- The bill — which would be a boon to cash-only dispensaries that have been plagued by thefts and exorbitant bank fees — has already passed the House six times in recent years. But it paused in the Senate amid concerns from top Democrats who said it was not doing enough to support communities disproportionately affected by the country’s drug laws.
Karl and Ares Dig more into this here.
Supreme Court urges halt to Biden’s student loan forgiveness plan
A group of Wisconsin taxpayers on Wednesday asked the Supreme Court to block the Biden administration’s student loan forgiveness program while an appeal is being made in a lower court.
The emergency order, filed with Judge Amy Connie Barrett, who handles emergencies arising from Wisconsin, comes shortly after the administration began accepting program requests.
- Challengers, the Brown County Taxpayers Association, urged the court to rule that the president’s nationwide debt cancellation plan illegally infringes on Congress’ exclusive spending power.
- In a filing Wednesday, rivals urged the Supreme Court to find that a policy of canceling Biden’s debt would have significant political and economic consequences, despite a clear mandate from Congress — a violation of what the court recently called the “principal questions principle.”
Hill John Crozell break it here.
good to know
The IRS on Tuesday announced changes to the rules Inflation account to
2023 tax year including shifts for tax brackets and standard deduction.
The IRS releases inflation adjustments annually, but this year’s announcement comes amid growing economic concerns about rising inflation and a possible recession.
Here are the other things we’re watching:
- The Treasury Department imposed sanctions on a Russian citizen and two of his companies on Wednesday for allegedly moving a sensitive US-based website. Russia’s military technology.
- Politician law firm It was created to support President Biden’s agenda on Wednesday and issued an ad promoting the administration’s Student Loan Relief Program.
- House Speaker Nancy Pelosi (D-CA) said in a new interview that Democrats need better Inflation messageswhich was a top priority for voters ahead of next month’s midterm elections.
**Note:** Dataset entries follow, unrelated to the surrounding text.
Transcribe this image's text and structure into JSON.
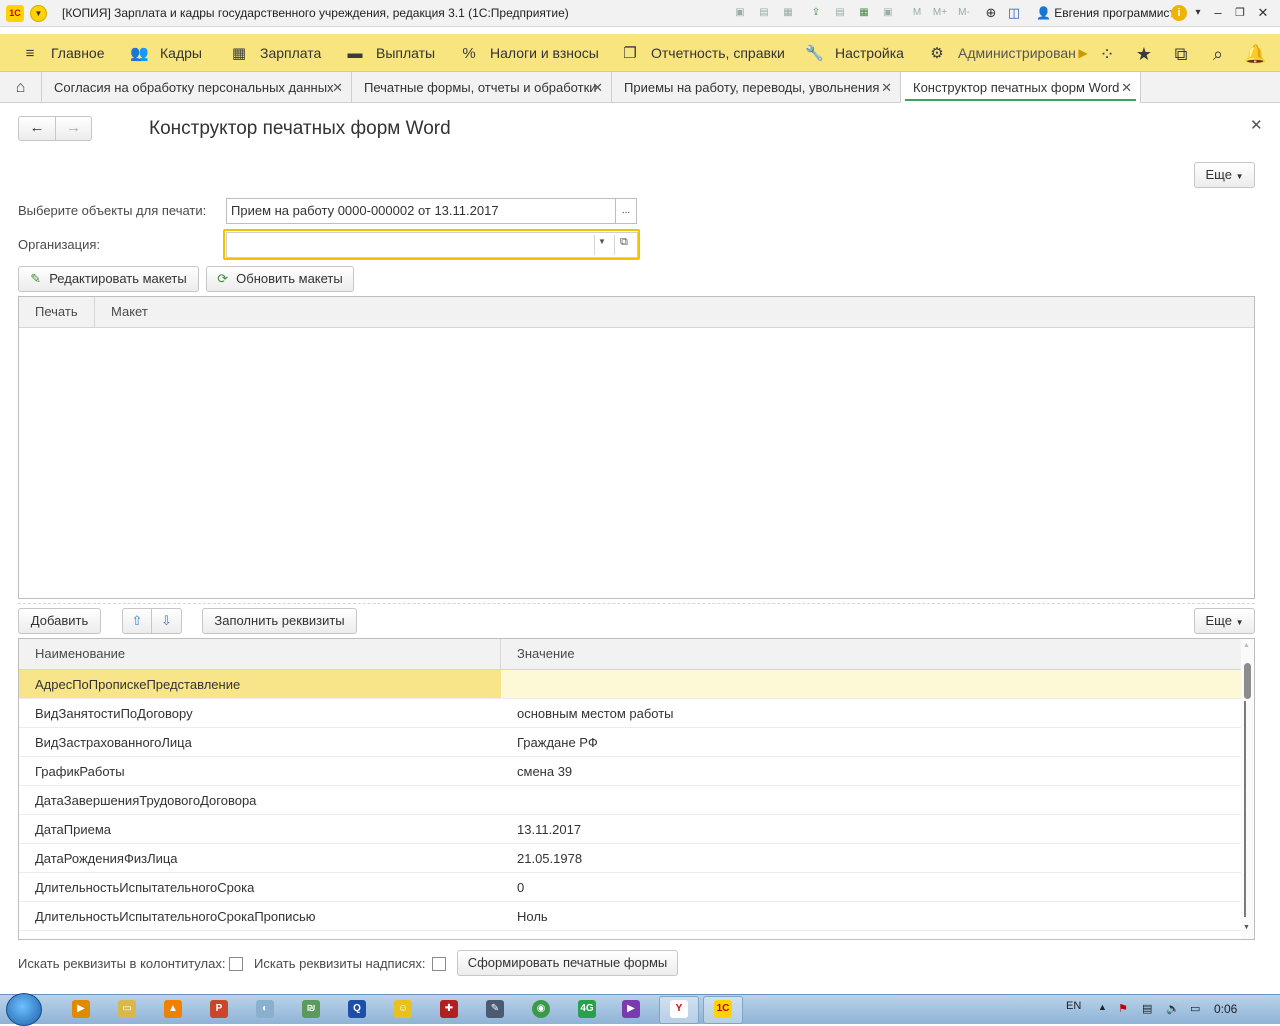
{
  "window": {
    "title": "[КОПИЯ] Зарплата и кадры государственного учреждения, редакция 3.1  (1С:Предприятие)",
    "logo": "1С",
    "user": "Евгения программист",
    "toolbar_icons": [
      "save-icon",
      "print-icon",
      "preview-icon",
      "export-icon",
      "document-icon",
      "spreadsheet-icon",
      "calendar-icon",
      "memory-m-icon",
      "memory-plus-icon",
      "memory-minus-icon",
      "zoom-icon",
      "panel-icon"
    ],
    "memory_labels": [
      "M",
      "M+",
      "M-"
    ]
  },
  "main_menu": {
    "items": [
      {
        "label": "Главное",
        "icon": "menu-lines-icon"
      },
      {
        "label": "Кадры",
        "icon": "people-icon"
      },
      {
        "label": "Зарплата",
        "icon": "calculator-icon"
      },
      {
        "label": "Выплаты",
        "icon": "wallet-icon"
      },
      {
        "label": "Налоги и взносы",
        "icon": "percent-icon"
      },
      {
        "label": "Отчетность, справки",
        "icon": "reports-icon"
      },
      {
        "label": "Настройка",
        "icon": "wrench-icon"
      },
      {
        "label": "Администрирован",
        "icon": "gear-icon"
      }
    ]
  },
  "tabs": [
    {
      "label": "Согласия на обработку персональных данных"
    },
    {
      "label": "Печатные формы, отчеты и обработки"
    },
    {
      "label": "Приемы на работу, переводы, увольнения"
    },
    {
      "label": "Конструктор печатных форм Word"
    }
  ],
  "form": {
    "title": "Конструктор печатных форм Word",
    "more_label": "Еще",
    "objects_label": "Выберите объекты для печати:",
    "objects_value": "Прием на работу 0000-000002 от 13.11.2017",
    "ellipsis": "...",
    "org_label": "Организация:",
    "org_value": "",
    "edit_templates": "Редактировать макеты",
    "refresh_templates": "Обновить макеты",
    "top_grid_columns": [
      "Печать",
      "Макет"
    ],
    "add_label": "Добавить",
    "fill_label": "Заполнить реквизиты",
    "bottom_more_label": "Еще",
    "columns": [
      "Наименование",
      "Значение"
    ],
    "rows": [
      {
        "name": "АдресПоПропискеПредставление",
        "value": ""
      },
      {
        "name": "ВидЗанятостиПоДоговору",
        "value": "основным местом работы"
      },
      {
        "name": "ВидЗастрахованногоЛица",
        "value": "Граждане РФ"
      },
      {
        "name": "ГрафикРаботы",
        "value": "смена 39"
      },
      {
        "name": "ДатаЗавершенияТрудовогоДоговора",
        "value": ""
      },
      {
        "name": "ДатаПриема",
        "value": "13.11.2017"
      },
      {
        "name": "ДатаРожденияФизЛица",
        "value": "21.05.1978"
      },
      {
        "name": "ДлительностьИспытательногоСрока",
        "value": "0"
      },
      {
        "name": "ДлительностьИспытательногоСрокаПрописью",
        "value": "Ноль"
      }
    ],
    "search_headers_label": "Искать реквизиты в колонтитулах:",
    "search_captions_label": "Искать реквизиты надписях:",
    "generate_label": "Сформировать печатные формы"
  },
  "taskbar": {
    "apps": [
      "media-icon",
      "explorer-icon",
      "vlc-icon",
      "powerpoint-icon",
      "tool-icon",
      "app-icon",
      "qip-icon",
      "messenger-icon",
      "game-icon",
      "editor-icon",
      "chrome-icon",
      "4g-icon",
      "player-icon",
      "yandex-icon",
      "1c-icon"
    ],
    "lang": "EN",
    "time": "0:06"
  },
  "colors": {
    "menu_bg": "#f9e580",
    "selected_row": "#f8e58a",
    "accent_green": "#3fa45a",
    "focus_border": "#f2c200"
  }
}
That’s enough for today. Thank you for reading and checking out The Hill’s Finance page For the latest news and coverage. OK see you tomorrow.